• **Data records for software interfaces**
┏━━
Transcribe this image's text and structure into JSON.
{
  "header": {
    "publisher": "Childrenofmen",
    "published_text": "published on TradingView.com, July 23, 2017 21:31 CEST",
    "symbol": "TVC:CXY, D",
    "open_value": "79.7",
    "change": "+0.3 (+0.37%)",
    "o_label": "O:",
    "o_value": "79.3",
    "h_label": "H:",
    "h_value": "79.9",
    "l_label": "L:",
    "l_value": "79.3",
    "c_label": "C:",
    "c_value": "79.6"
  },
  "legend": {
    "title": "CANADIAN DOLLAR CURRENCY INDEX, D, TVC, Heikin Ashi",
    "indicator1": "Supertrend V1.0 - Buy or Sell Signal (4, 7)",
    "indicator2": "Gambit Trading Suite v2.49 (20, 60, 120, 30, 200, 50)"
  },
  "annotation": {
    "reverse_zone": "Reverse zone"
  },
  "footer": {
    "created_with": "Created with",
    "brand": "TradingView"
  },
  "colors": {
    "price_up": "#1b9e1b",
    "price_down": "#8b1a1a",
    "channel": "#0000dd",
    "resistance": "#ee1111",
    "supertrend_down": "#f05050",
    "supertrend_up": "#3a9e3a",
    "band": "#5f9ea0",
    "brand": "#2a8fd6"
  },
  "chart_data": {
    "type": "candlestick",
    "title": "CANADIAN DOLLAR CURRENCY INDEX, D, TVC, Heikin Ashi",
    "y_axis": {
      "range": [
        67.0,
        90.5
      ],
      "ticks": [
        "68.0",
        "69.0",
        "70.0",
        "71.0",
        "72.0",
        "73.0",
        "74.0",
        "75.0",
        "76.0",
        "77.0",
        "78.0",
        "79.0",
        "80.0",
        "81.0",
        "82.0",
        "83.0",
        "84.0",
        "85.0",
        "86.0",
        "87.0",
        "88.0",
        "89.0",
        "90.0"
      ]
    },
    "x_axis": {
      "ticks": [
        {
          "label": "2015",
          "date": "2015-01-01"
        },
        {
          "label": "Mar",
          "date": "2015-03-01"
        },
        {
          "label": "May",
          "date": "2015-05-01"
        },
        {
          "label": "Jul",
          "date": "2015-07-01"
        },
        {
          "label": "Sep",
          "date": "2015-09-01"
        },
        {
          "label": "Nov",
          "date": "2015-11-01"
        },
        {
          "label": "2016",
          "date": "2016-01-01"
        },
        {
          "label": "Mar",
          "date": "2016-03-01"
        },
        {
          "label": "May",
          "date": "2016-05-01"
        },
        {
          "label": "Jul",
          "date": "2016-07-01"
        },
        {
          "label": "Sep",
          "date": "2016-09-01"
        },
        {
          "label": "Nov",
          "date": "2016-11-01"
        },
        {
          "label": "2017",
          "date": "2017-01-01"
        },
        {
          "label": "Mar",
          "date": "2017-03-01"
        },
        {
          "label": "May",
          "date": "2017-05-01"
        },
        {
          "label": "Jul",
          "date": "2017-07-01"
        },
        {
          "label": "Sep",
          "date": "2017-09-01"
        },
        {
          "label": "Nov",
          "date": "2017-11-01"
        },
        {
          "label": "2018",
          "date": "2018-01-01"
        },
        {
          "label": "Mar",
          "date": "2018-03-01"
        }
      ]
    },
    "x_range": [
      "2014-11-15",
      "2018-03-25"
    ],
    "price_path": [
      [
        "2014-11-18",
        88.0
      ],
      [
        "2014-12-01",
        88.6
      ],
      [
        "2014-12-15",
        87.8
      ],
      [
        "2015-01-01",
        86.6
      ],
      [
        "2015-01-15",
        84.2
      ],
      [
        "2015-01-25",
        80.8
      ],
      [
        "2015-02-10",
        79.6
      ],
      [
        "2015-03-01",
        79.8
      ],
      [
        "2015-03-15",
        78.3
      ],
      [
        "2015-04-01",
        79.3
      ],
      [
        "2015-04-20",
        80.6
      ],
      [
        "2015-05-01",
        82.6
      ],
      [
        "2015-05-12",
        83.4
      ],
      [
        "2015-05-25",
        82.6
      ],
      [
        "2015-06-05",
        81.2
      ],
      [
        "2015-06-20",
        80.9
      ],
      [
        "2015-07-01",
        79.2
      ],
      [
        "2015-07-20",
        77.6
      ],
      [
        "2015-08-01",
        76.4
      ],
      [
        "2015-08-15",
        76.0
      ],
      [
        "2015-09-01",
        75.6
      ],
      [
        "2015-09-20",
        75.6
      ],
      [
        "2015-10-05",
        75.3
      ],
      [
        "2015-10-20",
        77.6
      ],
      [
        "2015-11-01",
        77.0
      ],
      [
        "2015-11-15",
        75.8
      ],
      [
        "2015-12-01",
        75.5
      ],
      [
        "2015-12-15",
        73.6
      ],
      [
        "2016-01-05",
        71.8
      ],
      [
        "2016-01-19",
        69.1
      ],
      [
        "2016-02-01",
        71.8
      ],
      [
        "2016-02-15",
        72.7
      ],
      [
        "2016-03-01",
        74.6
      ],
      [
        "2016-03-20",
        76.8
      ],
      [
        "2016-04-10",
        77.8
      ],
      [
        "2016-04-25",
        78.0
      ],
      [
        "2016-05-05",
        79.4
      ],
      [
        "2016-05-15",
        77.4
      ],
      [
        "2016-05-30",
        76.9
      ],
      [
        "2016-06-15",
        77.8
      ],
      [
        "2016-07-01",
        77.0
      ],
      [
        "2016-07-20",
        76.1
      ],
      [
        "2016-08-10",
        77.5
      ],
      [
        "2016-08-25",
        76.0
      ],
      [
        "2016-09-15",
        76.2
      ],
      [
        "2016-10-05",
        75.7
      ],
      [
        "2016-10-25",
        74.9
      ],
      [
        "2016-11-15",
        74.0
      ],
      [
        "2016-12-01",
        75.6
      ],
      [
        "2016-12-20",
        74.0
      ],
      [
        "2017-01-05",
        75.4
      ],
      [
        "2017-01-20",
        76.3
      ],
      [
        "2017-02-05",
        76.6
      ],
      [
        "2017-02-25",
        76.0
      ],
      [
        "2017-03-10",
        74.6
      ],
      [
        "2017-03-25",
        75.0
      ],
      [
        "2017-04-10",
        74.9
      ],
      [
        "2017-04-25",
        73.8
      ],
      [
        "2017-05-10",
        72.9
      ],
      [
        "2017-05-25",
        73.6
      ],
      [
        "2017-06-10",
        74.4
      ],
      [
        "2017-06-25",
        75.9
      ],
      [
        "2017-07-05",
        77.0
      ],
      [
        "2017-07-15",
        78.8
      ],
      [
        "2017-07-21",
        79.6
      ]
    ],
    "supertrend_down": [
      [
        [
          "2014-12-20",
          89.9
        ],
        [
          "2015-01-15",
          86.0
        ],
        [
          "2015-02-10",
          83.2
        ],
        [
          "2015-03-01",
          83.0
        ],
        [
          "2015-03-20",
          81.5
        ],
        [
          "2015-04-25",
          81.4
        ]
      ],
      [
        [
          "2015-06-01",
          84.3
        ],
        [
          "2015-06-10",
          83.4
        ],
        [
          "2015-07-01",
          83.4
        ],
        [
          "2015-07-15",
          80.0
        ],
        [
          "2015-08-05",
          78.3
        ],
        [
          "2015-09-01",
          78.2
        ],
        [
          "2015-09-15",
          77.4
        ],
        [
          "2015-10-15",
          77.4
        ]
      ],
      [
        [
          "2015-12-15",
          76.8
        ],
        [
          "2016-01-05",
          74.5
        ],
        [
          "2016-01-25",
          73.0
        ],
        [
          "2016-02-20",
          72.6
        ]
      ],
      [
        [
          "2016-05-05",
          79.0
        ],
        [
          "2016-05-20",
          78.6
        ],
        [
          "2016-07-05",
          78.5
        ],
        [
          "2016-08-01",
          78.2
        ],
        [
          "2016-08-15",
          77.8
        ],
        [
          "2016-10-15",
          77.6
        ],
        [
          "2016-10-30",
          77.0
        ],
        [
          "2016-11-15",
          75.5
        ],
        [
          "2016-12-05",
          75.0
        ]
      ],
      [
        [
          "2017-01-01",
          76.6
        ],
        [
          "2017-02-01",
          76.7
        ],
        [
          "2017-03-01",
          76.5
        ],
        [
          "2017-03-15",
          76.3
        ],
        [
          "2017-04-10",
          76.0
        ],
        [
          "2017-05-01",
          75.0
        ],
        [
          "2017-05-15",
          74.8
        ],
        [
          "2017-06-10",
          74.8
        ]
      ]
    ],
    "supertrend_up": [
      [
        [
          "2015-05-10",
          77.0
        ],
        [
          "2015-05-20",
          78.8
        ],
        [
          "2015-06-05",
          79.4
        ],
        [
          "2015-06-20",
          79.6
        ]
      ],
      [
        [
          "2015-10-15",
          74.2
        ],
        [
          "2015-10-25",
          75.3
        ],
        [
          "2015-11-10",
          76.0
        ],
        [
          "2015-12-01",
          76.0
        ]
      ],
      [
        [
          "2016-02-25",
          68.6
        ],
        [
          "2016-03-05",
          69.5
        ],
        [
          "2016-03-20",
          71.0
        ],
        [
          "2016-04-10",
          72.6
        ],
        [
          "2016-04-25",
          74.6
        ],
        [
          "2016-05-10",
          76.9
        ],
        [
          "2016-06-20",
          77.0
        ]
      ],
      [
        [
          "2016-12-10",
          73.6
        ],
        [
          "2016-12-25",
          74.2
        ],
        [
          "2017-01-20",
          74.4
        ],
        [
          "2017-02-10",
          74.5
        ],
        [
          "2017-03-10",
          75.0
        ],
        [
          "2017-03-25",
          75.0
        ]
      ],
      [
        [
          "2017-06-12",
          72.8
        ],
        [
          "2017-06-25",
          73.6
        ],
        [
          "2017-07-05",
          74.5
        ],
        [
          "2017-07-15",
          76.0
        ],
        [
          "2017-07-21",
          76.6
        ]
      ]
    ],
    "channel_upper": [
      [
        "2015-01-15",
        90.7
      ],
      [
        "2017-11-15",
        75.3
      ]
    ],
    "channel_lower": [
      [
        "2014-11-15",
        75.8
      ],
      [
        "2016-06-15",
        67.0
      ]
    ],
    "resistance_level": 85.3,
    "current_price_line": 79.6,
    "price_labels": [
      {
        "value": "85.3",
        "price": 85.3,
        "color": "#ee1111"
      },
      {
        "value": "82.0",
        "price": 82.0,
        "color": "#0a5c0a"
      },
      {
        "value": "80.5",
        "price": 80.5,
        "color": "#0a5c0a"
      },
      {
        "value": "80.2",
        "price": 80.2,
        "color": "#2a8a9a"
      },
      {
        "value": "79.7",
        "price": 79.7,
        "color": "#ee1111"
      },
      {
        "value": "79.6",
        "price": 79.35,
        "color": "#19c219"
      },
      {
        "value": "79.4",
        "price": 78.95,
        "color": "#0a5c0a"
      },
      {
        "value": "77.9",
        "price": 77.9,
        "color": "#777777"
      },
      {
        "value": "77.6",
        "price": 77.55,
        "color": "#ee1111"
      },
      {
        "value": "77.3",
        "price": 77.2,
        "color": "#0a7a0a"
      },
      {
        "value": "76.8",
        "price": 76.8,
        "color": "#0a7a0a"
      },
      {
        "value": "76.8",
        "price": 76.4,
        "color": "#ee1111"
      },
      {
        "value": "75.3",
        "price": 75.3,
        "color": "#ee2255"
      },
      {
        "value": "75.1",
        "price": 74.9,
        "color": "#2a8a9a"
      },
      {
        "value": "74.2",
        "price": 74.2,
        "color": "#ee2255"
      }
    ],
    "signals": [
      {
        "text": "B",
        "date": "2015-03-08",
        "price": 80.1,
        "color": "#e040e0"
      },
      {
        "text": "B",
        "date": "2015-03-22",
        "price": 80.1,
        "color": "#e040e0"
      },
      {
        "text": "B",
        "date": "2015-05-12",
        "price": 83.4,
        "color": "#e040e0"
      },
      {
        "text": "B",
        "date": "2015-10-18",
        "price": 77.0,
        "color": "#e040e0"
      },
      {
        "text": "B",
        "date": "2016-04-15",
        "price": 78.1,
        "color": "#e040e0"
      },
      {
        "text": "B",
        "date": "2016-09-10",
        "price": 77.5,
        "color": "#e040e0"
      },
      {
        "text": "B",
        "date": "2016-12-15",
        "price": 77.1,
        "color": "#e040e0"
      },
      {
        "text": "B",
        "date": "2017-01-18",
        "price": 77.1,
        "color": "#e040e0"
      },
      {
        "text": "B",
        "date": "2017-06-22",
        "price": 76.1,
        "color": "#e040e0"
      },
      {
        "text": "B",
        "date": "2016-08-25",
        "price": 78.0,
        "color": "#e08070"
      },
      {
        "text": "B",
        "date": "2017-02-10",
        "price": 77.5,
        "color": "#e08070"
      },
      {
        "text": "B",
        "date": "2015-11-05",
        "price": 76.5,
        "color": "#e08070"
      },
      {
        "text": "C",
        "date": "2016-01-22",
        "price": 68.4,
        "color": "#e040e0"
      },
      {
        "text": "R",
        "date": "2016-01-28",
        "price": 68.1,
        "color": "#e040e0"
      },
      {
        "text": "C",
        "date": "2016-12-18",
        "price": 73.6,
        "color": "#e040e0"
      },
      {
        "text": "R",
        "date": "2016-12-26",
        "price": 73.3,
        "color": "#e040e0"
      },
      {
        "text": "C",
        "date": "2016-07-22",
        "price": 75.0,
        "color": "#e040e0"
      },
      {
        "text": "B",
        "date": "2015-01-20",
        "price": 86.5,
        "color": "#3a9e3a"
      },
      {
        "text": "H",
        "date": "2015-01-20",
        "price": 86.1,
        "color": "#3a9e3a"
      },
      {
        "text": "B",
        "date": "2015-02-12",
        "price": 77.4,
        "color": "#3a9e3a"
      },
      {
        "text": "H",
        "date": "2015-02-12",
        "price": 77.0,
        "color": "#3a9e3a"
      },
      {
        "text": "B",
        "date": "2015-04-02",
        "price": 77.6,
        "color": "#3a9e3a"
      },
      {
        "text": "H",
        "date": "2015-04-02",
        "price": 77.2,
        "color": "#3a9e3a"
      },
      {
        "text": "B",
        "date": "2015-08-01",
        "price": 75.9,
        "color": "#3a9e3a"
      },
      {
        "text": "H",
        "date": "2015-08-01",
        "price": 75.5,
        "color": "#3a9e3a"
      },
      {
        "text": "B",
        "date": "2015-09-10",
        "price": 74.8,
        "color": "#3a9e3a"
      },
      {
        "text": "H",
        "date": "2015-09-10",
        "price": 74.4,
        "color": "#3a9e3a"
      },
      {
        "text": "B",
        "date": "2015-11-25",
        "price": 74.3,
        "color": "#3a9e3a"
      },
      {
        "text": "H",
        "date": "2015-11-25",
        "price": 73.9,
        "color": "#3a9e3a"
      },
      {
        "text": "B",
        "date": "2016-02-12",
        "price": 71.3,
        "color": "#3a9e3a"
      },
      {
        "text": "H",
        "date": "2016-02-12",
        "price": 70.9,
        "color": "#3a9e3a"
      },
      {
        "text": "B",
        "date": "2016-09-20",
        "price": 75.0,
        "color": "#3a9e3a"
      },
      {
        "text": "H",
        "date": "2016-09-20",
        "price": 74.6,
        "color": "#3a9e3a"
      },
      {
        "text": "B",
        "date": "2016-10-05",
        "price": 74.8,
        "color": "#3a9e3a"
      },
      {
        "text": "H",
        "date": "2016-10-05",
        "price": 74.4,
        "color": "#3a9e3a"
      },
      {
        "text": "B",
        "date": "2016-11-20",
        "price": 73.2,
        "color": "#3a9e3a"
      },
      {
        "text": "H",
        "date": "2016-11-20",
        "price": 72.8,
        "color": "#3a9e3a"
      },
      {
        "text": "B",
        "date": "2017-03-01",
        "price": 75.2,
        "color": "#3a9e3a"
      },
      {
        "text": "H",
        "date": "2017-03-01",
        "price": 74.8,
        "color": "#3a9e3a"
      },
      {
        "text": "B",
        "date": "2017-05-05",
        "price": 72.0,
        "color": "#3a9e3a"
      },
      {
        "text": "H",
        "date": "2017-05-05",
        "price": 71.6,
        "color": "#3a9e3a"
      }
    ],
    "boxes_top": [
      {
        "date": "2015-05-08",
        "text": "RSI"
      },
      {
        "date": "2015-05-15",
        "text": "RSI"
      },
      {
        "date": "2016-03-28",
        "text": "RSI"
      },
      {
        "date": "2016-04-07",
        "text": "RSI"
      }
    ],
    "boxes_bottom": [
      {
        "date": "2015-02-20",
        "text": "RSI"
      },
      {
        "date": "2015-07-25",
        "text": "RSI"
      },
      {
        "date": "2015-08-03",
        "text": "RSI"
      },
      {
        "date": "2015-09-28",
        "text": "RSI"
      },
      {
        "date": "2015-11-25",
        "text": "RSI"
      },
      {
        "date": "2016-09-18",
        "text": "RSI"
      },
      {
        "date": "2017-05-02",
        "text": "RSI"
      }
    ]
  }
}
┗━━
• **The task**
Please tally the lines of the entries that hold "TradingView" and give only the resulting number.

• **Answer section**
2